- Task brief -
Output every record again so that it matches the original word for word.

- Data excerpts -
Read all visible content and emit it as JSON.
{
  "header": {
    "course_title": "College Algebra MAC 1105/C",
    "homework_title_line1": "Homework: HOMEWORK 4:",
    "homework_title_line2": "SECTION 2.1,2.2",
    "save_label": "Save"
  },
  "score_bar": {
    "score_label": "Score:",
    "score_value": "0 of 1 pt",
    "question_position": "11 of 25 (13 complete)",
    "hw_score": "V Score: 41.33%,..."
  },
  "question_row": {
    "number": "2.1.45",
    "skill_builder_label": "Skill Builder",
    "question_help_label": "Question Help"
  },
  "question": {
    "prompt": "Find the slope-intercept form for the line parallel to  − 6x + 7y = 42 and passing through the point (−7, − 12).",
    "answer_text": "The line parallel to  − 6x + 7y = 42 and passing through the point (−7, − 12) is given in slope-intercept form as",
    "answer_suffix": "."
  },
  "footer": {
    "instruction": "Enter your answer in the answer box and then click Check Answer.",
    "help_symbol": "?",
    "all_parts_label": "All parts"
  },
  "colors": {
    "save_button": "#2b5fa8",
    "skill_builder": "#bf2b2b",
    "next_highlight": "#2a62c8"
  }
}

- Answer box -
Read all visible content and emit it as JSON.
{
  "header": {
    "course_title": "College Algebra MAC 1105/C",
    "homework_title_line1": "Homework: HOMEWORK 4:",
    "homework_title_line2": "SECTION 2.1,2.2",
    "save_label": "Save"
  },
  "score_bar": {
    "score_label": "Score:",
    "score_value": "0 of 1 pt",
    "question_position": "11 of 25 (13 complete)",
    "hw_score": "V Score: 41.33%,..."
  },
  "question_row": {
    "number": "2.1.45",
    "skill_builder_label": "Skill Builder",
    "question_help_label": "Question Help"
  },
  "question": {
    "prompt": "Find the slope-intercept form for the line parallel to  − 6x + 7y = 42 and passing through the point (−7, − 12).",
    "answer_text": "The line parallel to  − 6x + 7y = 42 and passing through the point (−7, − 12) is given in slope-intercept form as",
    "answer_suffix": "."
  },
  "footer": {
    "instruction": "Enter your answer in the answer box and then click Check Answer.",
    "help_symbol": "?",
    "all_parts_label": "All parts"
  },
  "colors": {
    "save_button": "#2b5fa8",
    "skill_builder": "#bf2b2b",
    "next_highlight": "#2a62c8"
  }
}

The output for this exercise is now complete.